How to bring your dining table back to life for R350.
Over the last 2 months I have been on a mission doing some light redecorating to my living room and knowing full well that I would have to finally get around to revamping my dining table with a sand and varnish, which seemed like a total drag! What I didn't realise was how effortless and satisfying this final piece of the living room make-over puzzle would be.
The table is 8 years old and was made for my showroom back when I was in retail at the Cape Quarter in De Waterkant, Cape Town. The base was made for me by Morgan Associates in KZN and is the most beautiful wrought iron rectory base. The top I had done in solid oak panels with a 60mm router edge, which was made up by my shop-fitter at the time. The table sat in so many room settings in my showroom before finally retiring to my house 5 years ago. And in all this time it has been the gathering surface for Christmas, birthday parties, dinner parties, cutting kaftans, kids art, crafting, sorting, organising and so on...
So you can imaging how many glass rings, scuffs, marks, fade patches and even a few light paint lines there were. (I wish I had taken a before pic)!
So with no major weekend plans set the time had presented itself to finally sand and varnish the table top.
I delegated the sanding task to my house assistant who happily obliged. He did this by hand with a sanding block and 3 different grains of grit. Starting with a rough, then a medium and finally a fine grit to smooth out the grain. It took about 2 hours in all, and made a fine dusty mess, which my trusty vacuum sucked straight up. This approach was great as it meant we could do it in situ.
Next up was my turn, Dan Dan DIY I call it !
Off I went to Jack Hammers in Hout Bay and looked into what to buy.
Knowing Woodoc is a good brand, and one I use to keep my outdoor furniture oiled I looked at their product. I settled on Woodeoc 10 Velvet Clear to do the job as the process on the tin seemed simple enough.
I was so excited to see what the outcome was going to be.
When applying the first coat I was a little unsure about something unexpected going wrong. With DIY there are so many variables to the outcome. Anyway I pressed on. The coat went on easily enough, but I did notice what looked like oil sitting on water, which made me a bit nervous... I soon realised that this was only the varnish slowly absorbing into the wood. Long even brush strokes really helped it all get absorbed in and left the top with a light sheen which I let it dry overnight.
Day 2, I realised I didn't have the steel wool recommended on the tin for the sanding process.
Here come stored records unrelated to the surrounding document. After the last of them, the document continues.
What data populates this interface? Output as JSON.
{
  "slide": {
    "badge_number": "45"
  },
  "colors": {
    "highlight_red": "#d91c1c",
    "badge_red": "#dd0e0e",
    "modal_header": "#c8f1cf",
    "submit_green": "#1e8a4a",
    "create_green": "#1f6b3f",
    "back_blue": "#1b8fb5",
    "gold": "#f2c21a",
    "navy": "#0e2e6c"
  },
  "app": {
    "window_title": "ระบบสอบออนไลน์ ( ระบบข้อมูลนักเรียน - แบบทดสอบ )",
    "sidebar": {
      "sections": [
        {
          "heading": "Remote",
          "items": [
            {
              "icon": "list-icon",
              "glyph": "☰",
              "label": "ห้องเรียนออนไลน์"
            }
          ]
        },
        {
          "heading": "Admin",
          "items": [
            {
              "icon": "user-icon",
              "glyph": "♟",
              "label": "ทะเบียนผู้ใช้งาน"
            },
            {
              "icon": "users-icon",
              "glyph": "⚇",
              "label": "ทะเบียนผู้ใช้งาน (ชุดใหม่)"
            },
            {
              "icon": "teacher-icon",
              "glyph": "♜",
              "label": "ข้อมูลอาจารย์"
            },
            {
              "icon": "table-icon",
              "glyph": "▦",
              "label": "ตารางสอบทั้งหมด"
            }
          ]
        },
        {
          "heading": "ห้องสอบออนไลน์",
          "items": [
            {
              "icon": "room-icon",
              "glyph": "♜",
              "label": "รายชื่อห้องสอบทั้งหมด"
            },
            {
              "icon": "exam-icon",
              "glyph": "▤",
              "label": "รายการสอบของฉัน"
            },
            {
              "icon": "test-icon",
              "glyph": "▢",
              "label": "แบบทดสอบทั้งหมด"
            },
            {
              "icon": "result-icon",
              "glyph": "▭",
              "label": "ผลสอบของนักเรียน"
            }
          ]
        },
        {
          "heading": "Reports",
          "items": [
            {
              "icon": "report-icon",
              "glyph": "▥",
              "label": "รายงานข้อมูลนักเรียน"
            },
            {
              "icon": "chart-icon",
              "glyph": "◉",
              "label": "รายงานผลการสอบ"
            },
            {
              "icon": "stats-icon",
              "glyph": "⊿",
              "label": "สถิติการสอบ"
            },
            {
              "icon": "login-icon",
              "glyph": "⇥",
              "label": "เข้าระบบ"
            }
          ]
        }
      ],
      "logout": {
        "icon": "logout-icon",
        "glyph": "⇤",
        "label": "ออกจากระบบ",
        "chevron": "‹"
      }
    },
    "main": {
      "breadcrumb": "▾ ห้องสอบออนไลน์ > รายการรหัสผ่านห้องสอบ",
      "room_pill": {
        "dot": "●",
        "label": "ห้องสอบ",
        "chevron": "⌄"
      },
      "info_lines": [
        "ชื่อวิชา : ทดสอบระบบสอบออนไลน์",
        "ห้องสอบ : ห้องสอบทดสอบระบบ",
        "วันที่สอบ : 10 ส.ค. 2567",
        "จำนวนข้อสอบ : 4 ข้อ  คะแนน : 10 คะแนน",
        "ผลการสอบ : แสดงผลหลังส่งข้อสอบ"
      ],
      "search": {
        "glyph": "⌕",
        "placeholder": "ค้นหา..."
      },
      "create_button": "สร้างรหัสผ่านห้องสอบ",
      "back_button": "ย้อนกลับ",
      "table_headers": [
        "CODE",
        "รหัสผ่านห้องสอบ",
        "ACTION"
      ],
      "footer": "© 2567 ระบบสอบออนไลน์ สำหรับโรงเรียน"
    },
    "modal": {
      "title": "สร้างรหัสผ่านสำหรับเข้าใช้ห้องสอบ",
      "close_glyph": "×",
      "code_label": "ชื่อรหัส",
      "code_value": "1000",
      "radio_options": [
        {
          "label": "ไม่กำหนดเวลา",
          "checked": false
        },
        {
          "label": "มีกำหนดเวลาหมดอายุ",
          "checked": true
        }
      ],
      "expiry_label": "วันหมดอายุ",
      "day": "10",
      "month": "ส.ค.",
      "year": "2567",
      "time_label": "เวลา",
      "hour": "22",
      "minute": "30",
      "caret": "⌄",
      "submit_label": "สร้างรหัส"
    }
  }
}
So back to Jack Hammers it was for me, (with a croissant stop en route). I also bought some turpentine as it recommends that you wipe the table top down after sanding with turpentine on a cloth.
The sanding with the steel wool took about 15 minutes and was quite a workout for "the old" arms, then a dust off with a dry cloth, another turps wipe down and the second coat of varnish.
Now I could really start to see results which was a very satisfying feeling indeed. #DIYgenius I am thinking! I left the table top once again to dry really well overnight.
Sunday morning I woke up, made myself a coffee and could not wait to do the final sand, wipe down and varnish - a bit like "Ground Hog Day" but this time I literally did it in my pyjamas :)
There is something so satisfying about seeing something you love be returned to its original state of beauty, I think this pulled me out of bed.
With coffee in hand, steel wool in the other, Lionel Richie playing in the background I hit the final round. It took about 40 minutes in total, and then the rest of the day to dry.
My beloved table, the family meeting point, my loyal work surface and the focal point of my living room has been restored to it original state of splendour for total cost of R350 and a bit of muscle. Now that's worth the weekend!